The first two sessions that I attended were at the Wilson Sonsini Goodrich & Rosati office in Palo Alto. Rama Sekhar, VP at Norwest Venture Partners and a previous SLP fellow, talked to the class about financial modeling with a VC perspective. One thing that made Rama's presentation interesting was that he talked not only about the known issues when presenting to a VC but also things like "How we need to be early but expect the partner to reach late" or "How we need not get hassled by an audience distracted by BlackBerries".
The financial aspect and therefore its presentation will differ based on the stage we are in. However, it is important that we presented our financial model clearly. It is important to spell out your assumptions clearly. Incidentally, on a related topic, I read an interesting post by Jason Goldberg of Fab.com.(shared by, Kapil, again a SLP Silicon Valley fellow) He talked about how he designed a new process to pitch to the VCs so as to ensure that the entire cycle of securing securing venture capital was not only shortened but less painful and less distracting from their actual goal of running the company.
Rama's presentation was very useful for understanding what aspects we need to keep in mind when making a presentation of the financials aspects of our venture. This was followed by an activity based session by Barbara Fittipaldi of Center of New Futures. As far as I am concerned, it was an "interesting" session. I am wary of activities that can be categorized as Self Help and I fought hard in my mind not to approach this session from that angle of skepticism. Even though it would be difficult to summarize the message from the session into a paragraph, the underlying theme of Barbara's message was "If you want to go great things, in all probability, you are not going to reach there by doing the normal". She gave anecdotes and pointers on how to map your path to achieve your goals. What was interesting to know was that there were so many people in the class were open to her ideas and her message. Belonging to the Hyderabad Chapter, I could not help thinking, what would be the value add and reception to such a session in my chapter.
The third session that I attended was on a bright Saturday morning in the TiE office, Santa Clara. The topic, Financial Modeling, was kicked off by Ann Rogan. Ann presented the class with a template of a financial model that she filled up with data from her enterprise. This particular session was the most interactive of the ones I attended in SLP Silicon Valley. Most of the participants, on account of being existing or budding entrepreneurs, were informed on different financial aspects about an enterprise. Some of the topics discussed were - "projecting your startups' numbers on a monthly or quarterly basis - when to go which?", "the sensitivity of your financial model to a set of parameters that you use", "how to arrive that Customer Acquisition Cost", "differences in your model depending on your startup being an enterprise or eCom ?(or similar) startup". After Ann's walkthrough, we watched a video on Balance Sheets from the Khan Academy. Following that Sheila Maithel of Brillist, who was with SLP Delhi and is now with the Silicon Valley chapter, walked us through her thoughts about a financial model when she came up with her idea. Evidently, Sheila was still working out the financial aspect of her startup. But the discussion in the class was not only supportive but constructive too - for Sheila and for everyone else.

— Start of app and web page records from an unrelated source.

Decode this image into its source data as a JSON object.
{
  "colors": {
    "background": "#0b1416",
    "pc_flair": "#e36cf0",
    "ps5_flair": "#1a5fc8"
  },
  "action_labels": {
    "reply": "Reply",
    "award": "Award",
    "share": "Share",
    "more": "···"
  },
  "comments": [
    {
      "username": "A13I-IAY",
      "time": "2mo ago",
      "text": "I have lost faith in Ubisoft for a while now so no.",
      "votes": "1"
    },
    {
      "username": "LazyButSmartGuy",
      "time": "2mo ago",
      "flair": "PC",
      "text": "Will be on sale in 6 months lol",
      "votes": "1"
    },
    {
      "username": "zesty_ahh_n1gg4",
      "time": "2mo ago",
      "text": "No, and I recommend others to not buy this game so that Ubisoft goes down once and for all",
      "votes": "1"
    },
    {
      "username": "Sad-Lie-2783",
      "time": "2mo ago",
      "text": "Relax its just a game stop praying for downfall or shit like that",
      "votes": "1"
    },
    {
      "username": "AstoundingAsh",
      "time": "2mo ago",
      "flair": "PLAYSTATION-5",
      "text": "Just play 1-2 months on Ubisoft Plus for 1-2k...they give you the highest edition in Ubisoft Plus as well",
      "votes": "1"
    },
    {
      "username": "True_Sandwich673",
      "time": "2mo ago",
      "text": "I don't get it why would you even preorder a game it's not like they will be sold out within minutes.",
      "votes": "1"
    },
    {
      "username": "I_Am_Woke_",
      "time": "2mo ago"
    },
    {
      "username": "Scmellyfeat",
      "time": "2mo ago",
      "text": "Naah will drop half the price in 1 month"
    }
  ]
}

Overall, for me, it was a valuable learning experience to share time with fellows from the SLP Silicon Valley. One thing that struck me and which I also told fellows here was that it was interesting to note the kind of problems we were solving in Hyderabad (India in general) were different from what we were doing here in Silicon Valley. This obviously is a reflection of the needs of the market or shall we say the needs of the society in a particular geography. I wish all the entrepreneurs, best of luck, in their entrepreneurial endeavors. Hope to meet all of you again soon.